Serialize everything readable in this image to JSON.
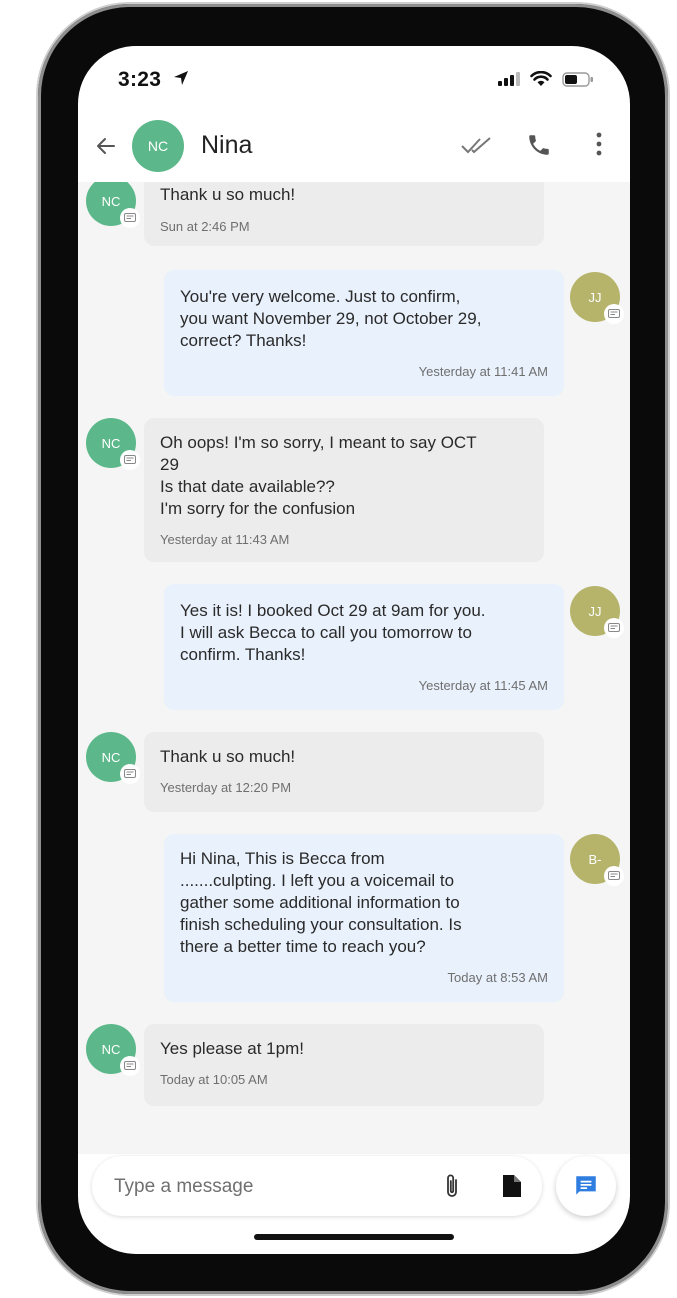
{
  "status_bar": {
    "time": "3:23"
  },
  "header": {
    "avatar_initials": "NC",
    "contact_name": "Nina"
  },
  "messages": [
    {
      "direction": "in",
      "avatar": "NC",
      "text": "Thank u so much!",
      "time": "Sun at 2:46 PM"
    },
    {
      "direction": "out",
      "avatar": "JJ",
      "text": "You're very welcome. Just to confirm,\nyou want November 29, not October 29,\ncorrect? Thanks!",
      "time": "Yesterday at 11:41 AM"
    },
    {
      "direction": "in",
      "avatar": "NC",
      "text": "Oh oops! I'm so sorry, I meant to say OCT\n29\nIs that date available??\nI'm sorry for the confusion",
      "time": "Yesterday at 11:43 AM"
    },
    {
      "direction": "out",
      "avatar": "JJ",
      "text": "Yes it is! I booked Oct 29 at 9am for you.\nI will ask Becca to call you tomorrow to\nconfirm. Thanks!",
      "time": "Yesterday at 11:45 AM"
    },
    {
      "direction": "in",
      "avatar": "NC",
      "text": "Thank u so much!",
      "time": "Yesterday at 12:20 PM"
    },
    {
      "direction": "out",
      "avatar": "B-",
      "text": "Hi Nina, This is Becca from\n.......culpting. I left you a voicemail to\ngather some additional information to\nfinish scheduling your consultation. Is\nthere a better time to reach you?",
      "time": "Today at 8:53 AM"
    },
    {
      "direction": "in",
      "avatar": "NC",
      "text": "Yes please at 1pm!",
      "time": "Today at 10:05 AM"
    }
  ],
  "composer": {
    "placeholder": "Type a message"
  },
  "colors": {
    "incoming_bubble": "#ececec",
    "outgoing_bubble": "#e9f1fc",
    "contact_avatar": "#5cb88a",
    "staff_avatar": "#b5b46a",
    "send_icon": "#2f7de1"
  }
}
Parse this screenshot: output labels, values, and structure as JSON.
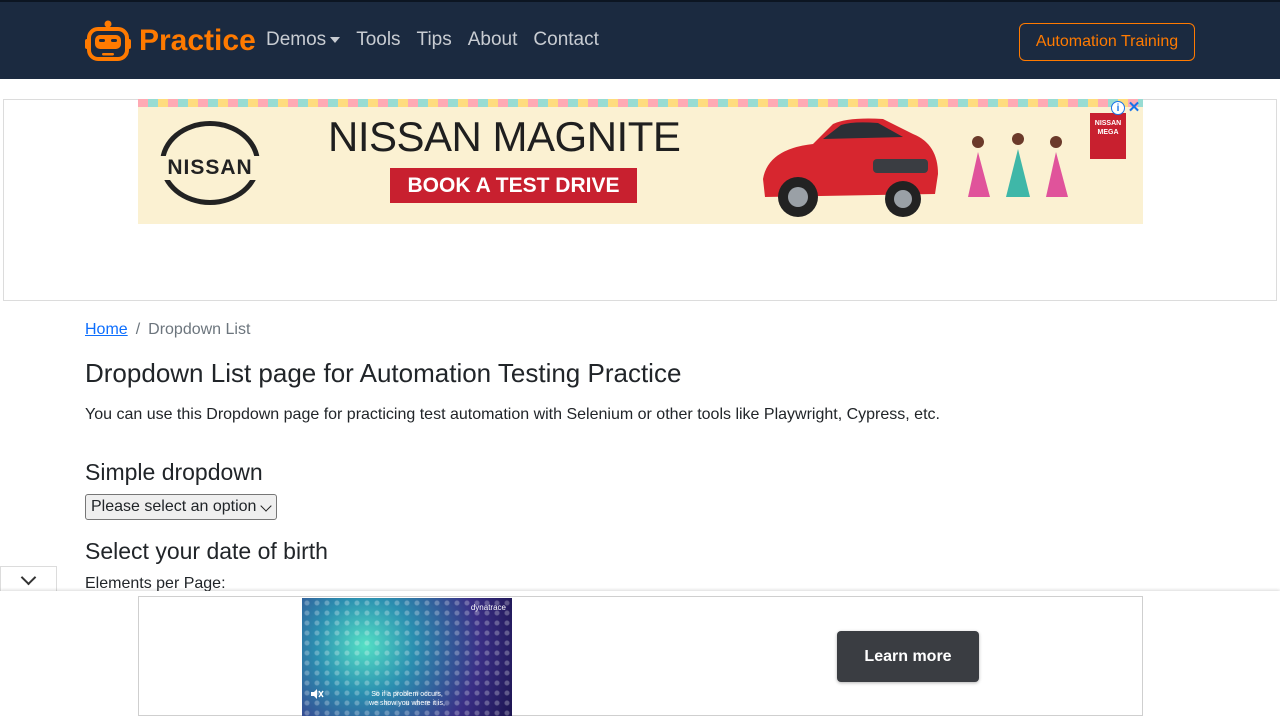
{
  "navbar": {
    "brand": "Practice",
    "links": [
      {
        "label": "Demos",
        "dropdown": true
      },
      {
        "label": "Tools"
      },
      {
        "label": "Tips"
      },
      {
        "label": "About"
      },
      {
        "label": "Contact"
      }
    ],
    "cta": "Automation Training"
  },
  "top_ad": {
    "brand": "NISSAN",
    "headline": "NISSAN MAGNITE",
    "cta": "BOOK A TEST DRIVE",
    "badge": "NISSAN MEGA",
    "info": "i",
    "close": "✕"
  },
  "breadcrumb": {
    "home": "Home",
    "separator": "/",
    "current": "Dropdown List"
  },
  "main": {
    "title": "Dropdown List page for Automation Testing Practice",
    "intro": "You can use this Dropdown page for practicing test automation with Selenium or other tools like Playwright, Cypress, etc.",
    "simple_heading": "Simple dropdown",
    "simple_select_value": "Please select an option",
    "dob_heading": "Select your date of birth",
    "per_page_label": "Elements per Page:"
  },
  "bottom_ad": {
    "video_brand": "dynatrace",
    "video_caption_1": "So if a problem occurs,",
    "video_caption_2": "we show you where it is,",
    "cta": "Learn more"
  },
  "colors": {
    "navbar_bg": "#1b2a40",
    "accent": "#ff7a00",
    "link": "#0d6efd"
  }
}
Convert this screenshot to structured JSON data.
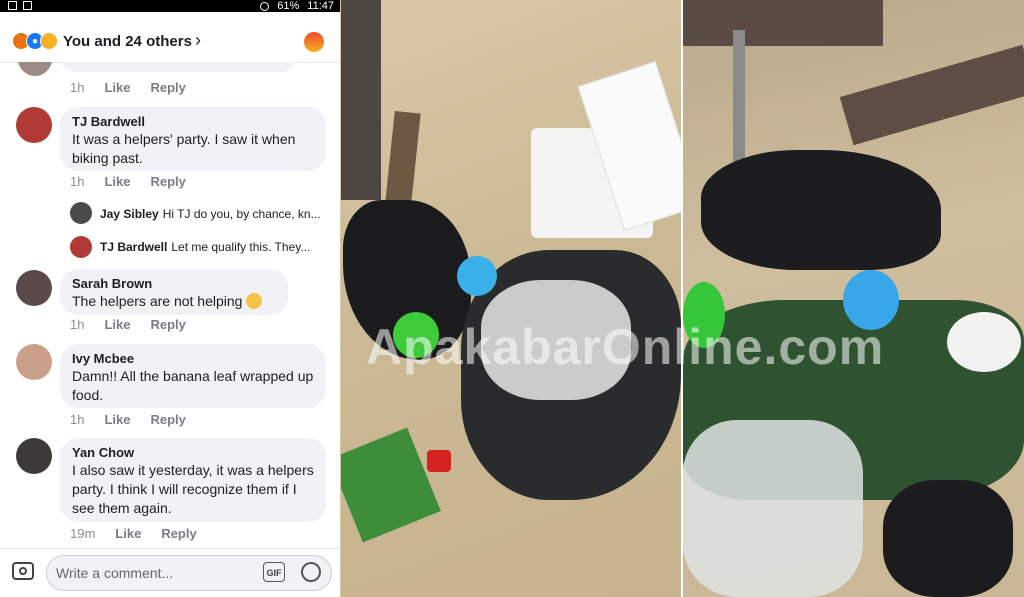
{
  "status_bar": {
    "battery": "61%",
    "time": "11:47"
  },
  "reaction_bar": {
    "summary": "You and 24 others"
  },
  "comments": [
    {
      "time": "1h",
      "like": "Like",
      "reply": "Reply"
    },
    {
      "name": "TJ Bardwell",
      "text": "It was a helpers' party. I saw it when biking past.",
      "time": "1h",
      "like": "Like",
      "reply": "Reply",
      "replies": [
        {
          "name": "Jay Sibley",
          "text": "Hi TJ do you, by chance, kn..."
        },
        {
          "name": "TJ Bardwell",
          "text": "Let me qualify this. They..."
        }
      ]
    },
    {
      "name": "Sarah Brown",
      "text": "The helpers are not helping",
      "time": "1h",
      "like": "Like",
      "reply": "Reply"
    },
    {
      "name": "Ivy Mcbee",
      "text": "Damn!! All  the banana leaf wrapped up food.",
      "time": "1h",
      "like": "Like",
      "reply": "Reply"
    },
    {
      "name": "Yan Chow",
      "text": "I also saw it yesterday, it was a helpers party. I think I will recognize them if I see them again.",
      "time": "19m",
      "like": "Like",
      "reply": "Reply"
    }
  ],
  "composer": {
    "placeholder": "Write a comment...",
    "gif_label": "GIF"
  },
  "watermark": "ApakabarOnline.com",
  "colors": {
    "fb_blue": "#1877f2",
    "bubble": "#f0f2f5",
    "meta_gray": "#8a8d91"
  }
}
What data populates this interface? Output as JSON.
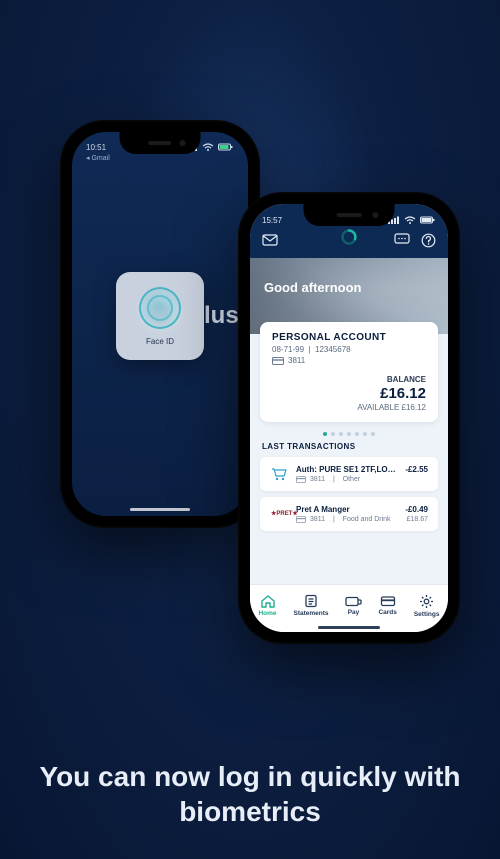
{
  "caption": "You can now log in quickly with biometrics",
  "brand_suffix": "lus",
  "phone_a": {
    "status_time": "10:51",
    "status_back": "Gmail",
    "faceid_label": "Face ID"
  },
  "phone_b": {
    "status_time": "15:57",
    "hero_greeting": "Good afternoon",
    "account": {
      "name": "PERSONAL ACCOUNT",
      "sortcode": "08-71-99",
      "number": "12345678",
      "card_mask": "3811",
      "balance_label": "BALANCE",
      "balance": "£16.12",
      "available_label": "AVAILABLE",
      "available": "£16.12"
    },
    "last_tx_heading": "LAST TRANSACTIONS",
    "transactions": [
      {
        "merchant": "Auth: PURE SE1 2TF,LONDON…",
        "amount": "-£2.55",
        "card": "3811",
        "category": "Other"
      },
      {
        "merchant": "Pret A Manger",
        "amount": "-£0.49",
        "card": "3811",
        "category": "Food and Drink",
        "amount_usd": "£18.67"
      }
    ],
    "nav": {
      "home": "Home",
      "statements": "Statements",
      "pay": "Pay",
      "cards": "Cards",
      "settings": "Settings"
    }
  }
}
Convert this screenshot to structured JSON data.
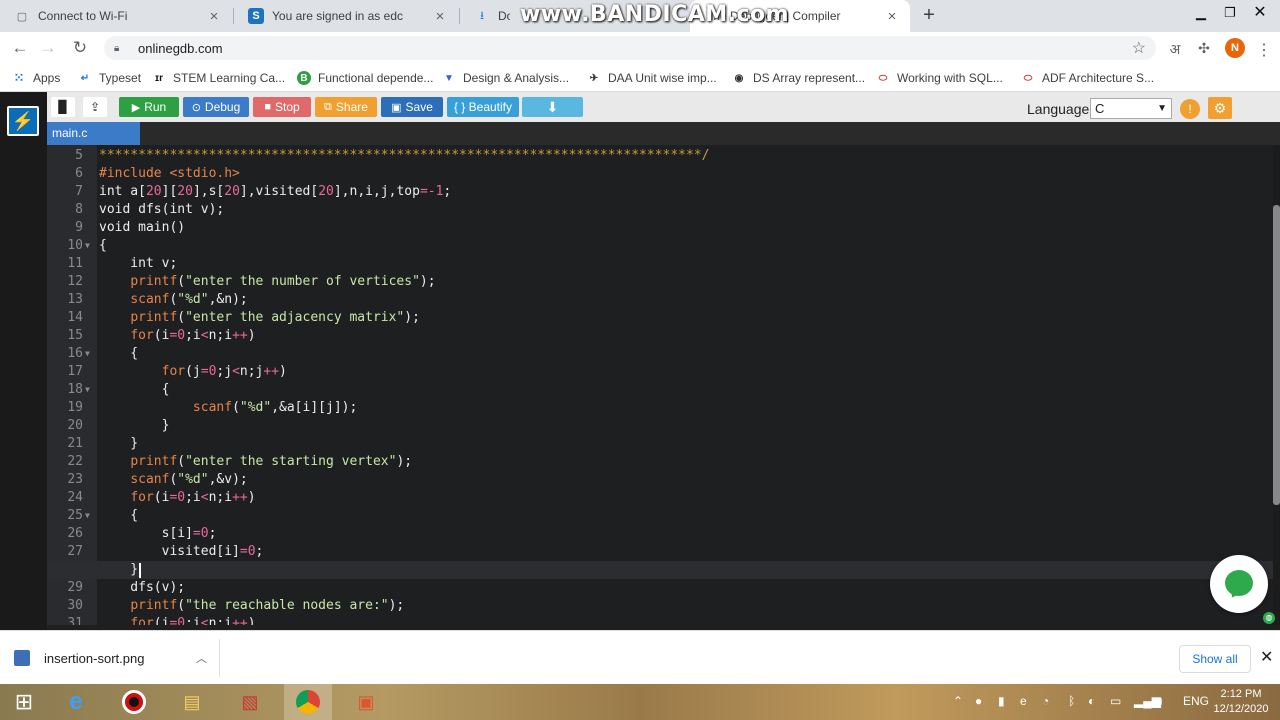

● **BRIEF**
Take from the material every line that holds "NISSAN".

● **ANSWER BELOW**
    "brand": "NISSAN",
    "headline": "NISSAN MAGNITE",
    "badge": "NISSAN MEGA",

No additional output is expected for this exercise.